Tuesday, 13 July 2010

BrightBlue Recommends: Video Blog Experiment

The time has come: BrightBlue Marketing is experimenting with video! We will start by regularly sharing tips on marketing and posting videos on YouTube (check it out soon at www.youtube.com/brightbluemarketing). We'll monitor our results/success and report back.

We challenge you to try this, too! A few video related tips: Think about what VALUE you can bring to your customers. Be interesting by telling a story or giving proven advice. Try bringing on a guest or “costar” (your client or partner) and for goodness sake, do not chew gum. Start by testing a video internally and if your team gives you a decent grade, go for it! If not, practice makes perfect. See you on YouTube!

Friday, 9 July 2010

BrightBlue Marketing Recommends

BrightBlue Marketing Recommends Thinking about Your Company’s “Meta Message”

David Perry of Guerilla Marketing for Job Hunters writes

The term “meta message” is a marketing concept referring to the overall impression you give when communicating with others. It’s the “vibe” that extends beyond (meta) what you say (your message).
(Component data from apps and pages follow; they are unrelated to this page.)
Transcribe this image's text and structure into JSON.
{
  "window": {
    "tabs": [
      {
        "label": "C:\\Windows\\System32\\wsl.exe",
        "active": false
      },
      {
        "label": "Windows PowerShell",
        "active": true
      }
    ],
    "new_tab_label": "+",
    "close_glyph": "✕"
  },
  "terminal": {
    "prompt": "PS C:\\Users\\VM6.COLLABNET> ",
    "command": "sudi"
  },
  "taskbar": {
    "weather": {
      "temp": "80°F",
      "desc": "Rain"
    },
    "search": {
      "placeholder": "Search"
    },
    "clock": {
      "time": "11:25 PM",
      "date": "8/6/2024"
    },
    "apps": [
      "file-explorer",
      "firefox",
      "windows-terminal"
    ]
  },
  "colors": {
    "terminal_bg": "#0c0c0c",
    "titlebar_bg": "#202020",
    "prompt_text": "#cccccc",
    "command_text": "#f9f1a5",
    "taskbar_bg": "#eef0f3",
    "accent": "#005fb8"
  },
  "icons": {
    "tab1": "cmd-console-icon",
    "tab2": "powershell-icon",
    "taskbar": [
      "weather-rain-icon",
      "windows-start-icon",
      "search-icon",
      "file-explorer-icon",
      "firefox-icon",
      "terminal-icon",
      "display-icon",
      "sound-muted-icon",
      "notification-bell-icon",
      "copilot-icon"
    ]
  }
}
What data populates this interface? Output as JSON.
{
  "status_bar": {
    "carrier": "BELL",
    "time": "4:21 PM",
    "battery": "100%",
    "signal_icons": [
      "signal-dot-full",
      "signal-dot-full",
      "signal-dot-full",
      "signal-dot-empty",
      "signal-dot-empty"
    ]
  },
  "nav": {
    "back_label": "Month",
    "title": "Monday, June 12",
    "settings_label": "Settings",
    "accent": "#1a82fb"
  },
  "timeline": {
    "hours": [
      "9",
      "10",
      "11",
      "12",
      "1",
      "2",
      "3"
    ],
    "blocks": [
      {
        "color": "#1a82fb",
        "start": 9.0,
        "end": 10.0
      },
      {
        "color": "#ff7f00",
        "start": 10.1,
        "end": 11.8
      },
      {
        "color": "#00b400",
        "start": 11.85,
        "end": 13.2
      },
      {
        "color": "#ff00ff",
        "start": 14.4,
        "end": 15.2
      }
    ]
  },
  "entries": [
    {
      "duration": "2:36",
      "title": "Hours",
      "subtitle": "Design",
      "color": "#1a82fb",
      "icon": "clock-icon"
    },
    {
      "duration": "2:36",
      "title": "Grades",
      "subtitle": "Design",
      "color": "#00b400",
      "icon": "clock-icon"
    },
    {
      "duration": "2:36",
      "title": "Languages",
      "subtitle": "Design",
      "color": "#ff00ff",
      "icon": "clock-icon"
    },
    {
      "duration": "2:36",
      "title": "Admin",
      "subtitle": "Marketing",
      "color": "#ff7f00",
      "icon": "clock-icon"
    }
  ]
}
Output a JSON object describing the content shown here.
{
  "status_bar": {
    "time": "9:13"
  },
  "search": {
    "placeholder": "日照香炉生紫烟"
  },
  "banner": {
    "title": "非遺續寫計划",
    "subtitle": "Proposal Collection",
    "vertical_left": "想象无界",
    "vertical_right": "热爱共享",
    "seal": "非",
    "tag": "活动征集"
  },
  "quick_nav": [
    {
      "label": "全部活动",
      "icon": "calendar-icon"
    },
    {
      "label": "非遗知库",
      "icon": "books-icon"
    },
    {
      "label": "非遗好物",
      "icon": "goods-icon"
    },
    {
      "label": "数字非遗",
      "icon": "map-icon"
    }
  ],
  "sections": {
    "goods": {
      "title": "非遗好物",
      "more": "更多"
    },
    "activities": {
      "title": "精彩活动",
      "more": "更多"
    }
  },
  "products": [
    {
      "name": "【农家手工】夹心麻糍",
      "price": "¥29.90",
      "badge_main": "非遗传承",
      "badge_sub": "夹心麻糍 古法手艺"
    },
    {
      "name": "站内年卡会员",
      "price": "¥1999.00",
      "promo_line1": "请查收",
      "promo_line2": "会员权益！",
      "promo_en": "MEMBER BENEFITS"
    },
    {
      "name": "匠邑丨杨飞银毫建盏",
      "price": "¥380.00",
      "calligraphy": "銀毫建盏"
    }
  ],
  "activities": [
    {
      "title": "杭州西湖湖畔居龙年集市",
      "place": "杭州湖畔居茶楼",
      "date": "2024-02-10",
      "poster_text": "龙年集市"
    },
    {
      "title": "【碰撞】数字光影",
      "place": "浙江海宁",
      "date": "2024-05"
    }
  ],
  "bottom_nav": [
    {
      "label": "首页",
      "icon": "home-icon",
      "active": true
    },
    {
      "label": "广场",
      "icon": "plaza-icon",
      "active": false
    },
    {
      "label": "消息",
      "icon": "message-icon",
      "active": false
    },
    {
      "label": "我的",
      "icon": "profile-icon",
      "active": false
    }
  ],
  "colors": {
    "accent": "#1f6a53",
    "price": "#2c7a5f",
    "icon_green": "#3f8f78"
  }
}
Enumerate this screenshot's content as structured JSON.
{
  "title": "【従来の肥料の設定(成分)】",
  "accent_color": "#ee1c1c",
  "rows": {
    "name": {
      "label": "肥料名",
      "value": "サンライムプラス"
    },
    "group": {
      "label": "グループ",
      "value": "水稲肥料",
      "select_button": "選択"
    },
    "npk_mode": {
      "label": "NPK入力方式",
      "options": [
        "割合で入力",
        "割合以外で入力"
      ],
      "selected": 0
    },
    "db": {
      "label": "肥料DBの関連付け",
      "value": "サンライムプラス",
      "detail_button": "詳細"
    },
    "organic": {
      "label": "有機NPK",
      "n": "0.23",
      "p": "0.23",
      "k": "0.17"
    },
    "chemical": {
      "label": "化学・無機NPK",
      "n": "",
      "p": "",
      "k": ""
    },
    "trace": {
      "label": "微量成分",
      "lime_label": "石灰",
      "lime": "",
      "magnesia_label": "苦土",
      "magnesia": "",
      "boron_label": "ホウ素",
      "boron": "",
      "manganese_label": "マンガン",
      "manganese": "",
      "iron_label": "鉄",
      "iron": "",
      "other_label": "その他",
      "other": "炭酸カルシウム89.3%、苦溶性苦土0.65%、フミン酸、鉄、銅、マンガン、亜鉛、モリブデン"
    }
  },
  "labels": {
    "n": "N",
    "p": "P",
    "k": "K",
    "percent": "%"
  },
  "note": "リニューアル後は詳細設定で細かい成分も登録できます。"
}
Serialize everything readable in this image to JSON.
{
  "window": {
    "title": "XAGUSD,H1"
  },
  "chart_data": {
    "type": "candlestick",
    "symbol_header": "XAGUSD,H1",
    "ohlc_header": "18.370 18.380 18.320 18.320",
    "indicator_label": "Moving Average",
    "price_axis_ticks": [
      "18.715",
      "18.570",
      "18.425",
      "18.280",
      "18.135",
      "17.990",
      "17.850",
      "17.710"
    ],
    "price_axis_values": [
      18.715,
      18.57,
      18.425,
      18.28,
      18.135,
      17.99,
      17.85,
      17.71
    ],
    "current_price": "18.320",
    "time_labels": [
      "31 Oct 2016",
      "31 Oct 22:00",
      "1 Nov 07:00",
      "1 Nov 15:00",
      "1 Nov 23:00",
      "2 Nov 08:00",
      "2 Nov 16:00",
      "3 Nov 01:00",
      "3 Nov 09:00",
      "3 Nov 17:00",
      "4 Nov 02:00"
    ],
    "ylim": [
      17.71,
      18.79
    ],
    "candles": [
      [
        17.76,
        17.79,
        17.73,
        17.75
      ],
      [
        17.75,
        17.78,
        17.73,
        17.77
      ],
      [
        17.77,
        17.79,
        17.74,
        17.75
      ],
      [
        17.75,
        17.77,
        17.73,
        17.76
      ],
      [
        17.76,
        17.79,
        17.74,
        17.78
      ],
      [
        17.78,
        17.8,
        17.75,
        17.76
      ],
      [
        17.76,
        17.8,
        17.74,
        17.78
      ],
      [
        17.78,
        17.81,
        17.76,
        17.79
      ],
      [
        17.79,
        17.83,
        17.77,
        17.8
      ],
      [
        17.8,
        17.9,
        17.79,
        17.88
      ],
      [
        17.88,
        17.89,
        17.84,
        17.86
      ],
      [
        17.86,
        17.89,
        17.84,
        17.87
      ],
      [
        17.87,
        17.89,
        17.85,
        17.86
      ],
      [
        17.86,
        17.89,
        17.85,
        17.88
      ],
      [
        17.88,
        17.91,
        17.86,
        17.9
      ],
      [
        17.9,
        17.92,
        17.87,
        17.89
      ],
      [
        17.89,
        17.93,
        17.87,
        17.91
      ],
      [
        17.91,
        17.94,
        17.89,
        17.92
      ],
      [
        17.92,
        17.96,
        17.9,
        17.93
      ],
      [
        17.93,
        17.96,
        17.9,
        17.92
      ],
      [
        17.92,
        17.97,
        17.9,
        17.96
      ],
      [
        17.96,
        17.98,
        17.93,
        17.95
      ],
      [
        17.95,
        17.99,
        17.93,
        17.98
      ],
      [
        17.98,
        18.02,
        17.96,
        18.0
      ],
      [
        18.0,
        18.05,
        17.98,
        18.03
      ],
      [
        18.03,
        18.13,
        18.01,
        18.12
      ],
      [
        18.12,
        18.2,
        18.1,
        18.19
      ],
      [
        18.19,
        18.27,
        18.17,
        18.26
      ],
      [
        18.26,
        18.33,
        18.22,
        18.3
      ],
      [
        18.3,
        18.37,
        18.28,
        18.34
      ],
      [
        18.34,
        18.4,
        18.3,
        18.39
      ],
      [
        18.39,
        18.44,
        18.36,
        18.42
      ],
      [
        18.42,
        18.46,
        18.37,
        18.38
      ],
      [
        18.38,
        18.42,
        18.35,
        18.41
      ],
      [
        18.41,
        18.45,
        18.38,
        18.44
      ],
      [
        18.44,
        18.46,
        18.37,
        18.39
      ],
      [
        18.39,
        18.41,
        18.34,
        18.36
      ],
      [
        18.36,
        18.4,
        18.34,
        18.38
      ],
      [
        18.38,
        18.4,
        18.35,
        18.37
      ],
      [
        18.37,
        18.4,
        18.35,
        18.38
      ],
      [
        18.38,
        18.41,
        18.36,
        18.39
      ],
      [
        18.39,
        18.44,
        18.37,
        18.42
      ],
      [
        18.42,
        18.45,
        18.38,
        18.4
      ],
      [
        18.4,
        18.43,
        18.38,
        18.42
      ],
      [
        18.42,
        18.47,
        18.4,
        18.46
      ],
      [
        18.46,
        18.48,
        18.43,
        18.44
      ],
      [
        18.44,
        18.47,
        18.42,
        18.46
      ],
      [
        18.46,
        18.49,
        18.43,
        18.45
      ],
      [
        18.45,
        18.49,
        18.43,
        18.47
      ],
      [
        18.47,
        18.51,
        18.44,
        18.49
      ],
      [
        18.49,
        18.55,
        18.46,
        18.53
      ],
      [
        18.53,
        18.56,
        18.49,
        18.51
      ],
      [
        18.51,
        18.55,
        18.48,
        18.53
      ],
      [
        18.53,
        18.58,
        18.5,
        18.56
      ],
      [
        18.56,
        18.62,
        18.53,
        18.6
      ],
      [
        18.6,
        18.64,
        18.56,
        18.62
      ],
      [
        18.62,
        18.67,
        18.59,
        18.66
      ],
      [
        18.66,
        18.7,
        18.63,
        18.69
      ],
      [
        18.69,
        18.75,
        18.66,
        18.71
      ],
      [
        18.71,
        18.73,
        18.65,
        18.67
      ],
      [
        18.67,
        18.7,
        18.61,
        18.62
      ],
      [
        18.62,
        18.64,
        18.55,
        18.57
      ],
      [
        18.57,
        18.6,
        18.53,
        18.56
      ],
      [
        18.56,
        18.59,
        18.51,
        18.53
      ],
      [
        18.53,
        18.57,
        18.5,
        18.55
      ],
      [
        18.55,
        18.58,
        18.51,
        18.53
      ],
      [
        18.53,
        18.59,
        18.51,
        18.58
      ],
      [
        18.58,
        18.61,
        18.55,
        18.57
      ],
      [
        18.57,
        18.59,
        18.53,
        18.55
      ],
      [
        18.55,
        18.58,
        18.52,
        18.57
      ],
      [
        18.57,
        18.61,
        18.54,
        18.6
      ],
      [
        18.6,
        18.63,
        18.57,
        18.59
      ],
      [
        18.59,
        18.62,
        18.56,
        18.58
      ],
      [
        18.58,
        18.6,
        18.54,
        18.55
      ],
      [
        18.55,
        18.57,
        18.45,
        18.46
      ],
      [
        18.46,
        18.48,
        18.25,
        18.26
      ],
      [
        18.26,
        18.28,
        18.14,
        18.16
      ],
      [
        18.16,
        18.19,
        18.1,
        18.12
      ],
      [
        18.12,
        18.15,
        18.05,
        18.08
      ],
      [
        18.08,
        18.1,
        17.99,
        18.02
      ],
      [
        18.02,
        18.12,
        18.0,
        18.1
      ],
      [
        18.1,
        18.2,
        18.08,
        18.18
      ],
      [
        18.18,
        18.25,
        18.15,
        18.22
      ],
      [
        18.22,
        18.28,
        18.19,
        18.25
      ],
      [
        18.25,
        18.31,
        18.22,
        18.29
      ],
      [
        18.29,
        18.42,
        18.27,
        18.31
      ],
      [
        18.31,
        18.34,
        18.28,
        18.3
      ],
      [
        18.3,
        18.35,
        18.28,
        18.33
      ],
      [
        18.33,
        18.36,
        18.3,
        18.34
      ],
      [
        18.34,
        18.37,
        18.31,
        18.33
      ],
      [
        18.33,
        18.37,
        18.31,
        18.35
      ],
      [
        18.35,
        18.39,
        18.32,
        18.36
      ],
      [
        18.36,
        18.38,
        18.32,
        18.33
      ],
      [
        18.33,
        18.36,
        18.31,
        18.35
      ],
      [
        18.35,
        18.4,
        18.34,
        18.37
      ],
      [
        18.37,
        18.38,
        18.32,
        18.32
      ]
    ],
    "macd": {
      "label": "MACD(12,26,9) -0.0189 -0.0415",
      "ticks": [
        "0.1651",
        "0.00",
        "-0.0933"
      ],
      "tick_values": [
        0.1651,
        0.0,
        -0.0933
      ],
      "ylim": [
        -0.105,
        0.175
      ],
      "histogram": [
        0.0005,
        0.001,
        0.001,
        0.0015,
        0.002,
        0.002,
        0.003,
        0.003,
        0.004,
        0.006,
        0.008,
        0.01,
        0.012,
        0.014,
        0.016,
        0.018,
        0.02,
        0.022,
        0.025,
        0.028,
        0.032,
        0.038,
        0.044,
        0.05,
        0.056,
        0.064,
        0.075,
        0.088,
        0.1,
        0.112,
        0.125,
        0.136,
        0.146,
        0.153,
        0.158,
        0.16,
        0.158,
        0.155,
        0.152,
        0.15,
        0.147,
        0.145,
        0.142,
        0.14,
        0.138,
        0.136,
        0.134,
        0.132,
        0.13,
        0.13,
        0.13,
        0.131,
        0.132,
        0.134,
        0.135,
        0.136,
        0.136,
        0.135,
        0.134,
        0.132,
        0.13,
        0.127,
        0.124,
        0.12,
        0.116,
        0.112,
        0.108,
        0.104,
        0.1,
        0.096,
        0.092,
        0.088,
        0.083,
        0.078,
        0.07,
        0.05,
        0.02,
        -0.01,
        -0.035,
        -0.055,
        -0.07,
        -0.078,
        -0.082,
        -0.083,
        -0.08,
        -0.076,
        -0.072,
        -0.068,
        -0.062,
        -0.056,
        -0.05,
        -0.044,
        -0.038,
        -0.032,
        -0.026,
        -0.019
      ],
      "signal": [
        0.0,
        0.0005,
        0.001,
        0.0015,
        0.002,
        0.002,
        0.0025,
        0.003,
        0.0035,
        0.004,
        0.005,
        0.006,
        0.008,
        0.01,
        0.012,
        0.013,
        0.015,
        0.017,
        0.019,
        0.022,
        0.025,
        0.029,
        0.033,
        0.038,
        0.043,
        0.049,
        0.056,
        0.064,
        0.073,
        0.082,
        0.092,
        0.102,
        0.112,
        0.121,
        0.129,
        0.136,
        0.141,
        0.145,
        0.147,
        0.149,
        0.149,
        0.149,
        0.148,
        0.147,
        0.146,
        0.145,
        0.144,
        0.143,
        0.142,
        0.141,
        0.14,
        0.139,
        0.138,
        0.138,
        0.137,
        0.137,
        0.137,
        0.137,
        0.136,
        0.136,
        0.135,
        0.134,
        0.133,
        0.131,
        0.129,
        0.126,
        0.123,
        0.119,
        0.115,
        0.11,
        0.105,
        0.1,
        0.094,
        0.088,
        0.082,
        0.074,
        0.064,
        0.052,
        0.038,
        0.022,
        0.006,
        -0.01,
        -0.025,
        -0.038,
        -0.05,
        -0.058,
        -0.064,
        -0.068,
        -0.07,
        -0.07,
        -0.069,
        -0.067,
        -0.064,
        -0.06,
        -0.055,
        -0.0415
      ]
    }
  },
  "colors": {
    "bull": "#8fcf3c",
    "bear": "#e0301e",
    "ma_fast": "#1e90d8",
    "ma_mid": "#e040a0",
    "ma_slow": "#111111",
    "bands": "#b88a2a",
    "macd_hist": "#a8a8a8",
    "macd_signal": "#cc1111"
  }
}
Here’s an example.

You’re sitting across from a prospective employer during a job interview. You say: “I’m really eager to be a part of your company, Mr. Jones. My five years of experience and training give me the tools to succeed as a Sales Rep for you.”

On the face of it, that sounds like a convincing message.

But if you’re saying this with spinach in your teeth, a razor cut on your chin and wearing socks that don’t match, here’s your meta message: “I’m not really that eager to join your company because I couldn’t find time to groom myself properly. If you let me anywhere near your clients, you’ll be making a big mistake.”

A recent blog entry at Mind4Marketing discussed Tiger Woods, deeply into damage control, forgoing his usual red and black attire for all white. He writes

The old saying was…don’t judge a book by its cover. In our visually saturated world, image experts now believe that is no longer the case. In fact, it’s the opposite. To simplify what we observe in our desensitized state, we look at clues: color, shape, texture, type, emotion, etc.

When a disgraced pitch man goes for an all-white ensemble, he’s seeking association with all that is good and pure.

Think about your company’s name, tagline, message, pitch and “feel.” What does YOUR meta message convey?

Tuesday, 6 July 2010

The Mad Men Effect

So many people I know love the TV show Mad Men, so I Netflix’d (is that a real word? If not, I’d like the copyright, please!) seasons 1-3. I’ve marveled at what 1960 in an office was like; the men in 3 piece suits, the women in their be-girdled glory and complicated hairstyles. The things that really stick out are smoking and drinking in the office, and how grown women were treated like a combination of servant/eye candy.

If you don’t know the show, it revolves around the people who work at advertising firm Sterling & Cooper. The title is a clever combination of “Ad Men” and the fact that the big firms had HQs on Madison Avenue in NYC. Watching the characters research and brainstorm pitches, taglines, marketing slogans and graphics is fascinating and not unlike what a lot of firms still do today. What’s changed, however, is the client’s role in this endeavor. The show makes it look as though the client has no part of the process except to say yes or no. Any discussion on the part of the clients is frowned upon, and in one episode, a client was told to leave when they didn’t fully accept the advertising agency’s (one and only) campaign suggestion. The lead in the show, Don Draper, is said to be able to “talk anyone into anything.”

Which got me wondering, have you ever had an experience where you felt like you, as a client or customer, were manipulated by this kind of tactic? Tell us about it in the comments.